In his June investment outlook letter, Gross of Janus Henderson said: "Strategies involving risk reduction should ultimately outperform 'faux' surefire winners generated by central bank printing of money.
"It’s the real economy that counts and global real economic growth is and should continue to be below par," said Gross, who runs the $2.1 billion Janus Henderson Global Unconstrained Bond Fund.
Gross has repeatedly said investors should not be tempted to buy high-flying equities and corporate bonds, given the possibility U.S. President Donald Trump may fail to enact policies to fuel growth of between 3 percent and 4 percent.
Last month, Commerce Secretary Wilbur Ross told Reuters the U.S. economy would fall short of the Trump administration's goal of 3 percent growth this year and would only achieve that rate when its regulatory, tax, trade and energy policies were fully in place.
"Capitalism’s arteries are now clogged or even blocked by secular forces which when combined with low/negative yielding 'safe' assets promise to stunt U.S. and global growth far below historical norms," Gross said.
Gross said so-called zombie corporations that need bailouts to survive are being kept alive as opposed to destroyed and standard business models forming capitalism’s foundation - such as insurance companies, pension funds, and banking - are threatened by the low yields that have in turn, produced high asset prices.
"These sectors in fact, have long-term maturities and durations of their liabilities, and their assets have not risen enough to cover prior guarantees, so we see Puerto Rico, Detroit, and perhaps Illinois in future years defaulting in one way or the other on their promises to constituents," he said. "Faulty finance-based capitalism supported by the increasingly destructive monetary policy begins to erode, not support the real economy."
Overall, instead of making money by investing in the real economy, savers/investors increasingly are steered toward making money in the financial economy, Gross said.
But "'making money with money' is seriously threatened. How soon this takes place is of course the investor’s dilemma, and the policymakers’ conundrum.

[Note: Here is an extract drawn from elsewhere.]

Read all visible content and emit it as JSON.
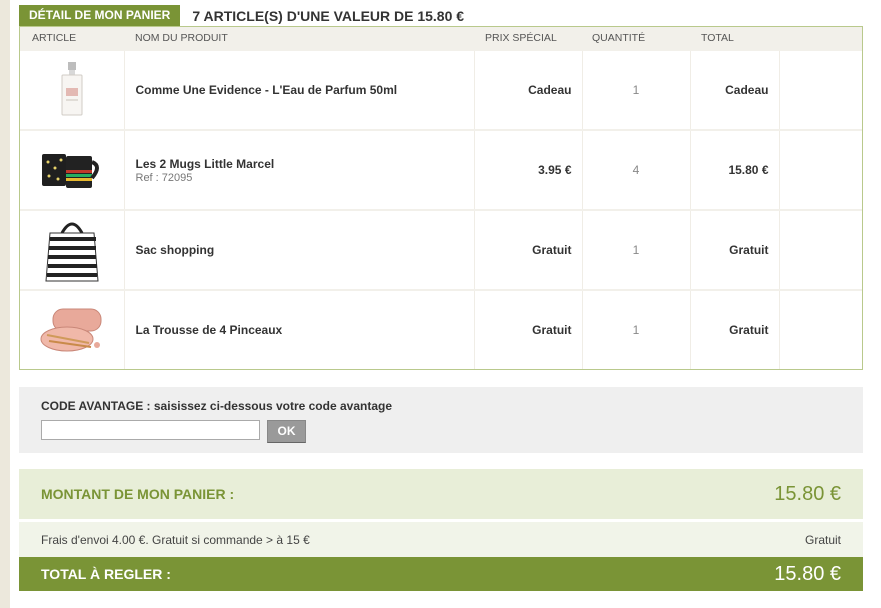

But don’t be mesmerized by the blue skies created by central bank QE (Quantitative Easing) and near perpetually low interest rates. All markets are increasingly at risk."
Reporting By Jennifer Ablan; Editing by Andrew Hay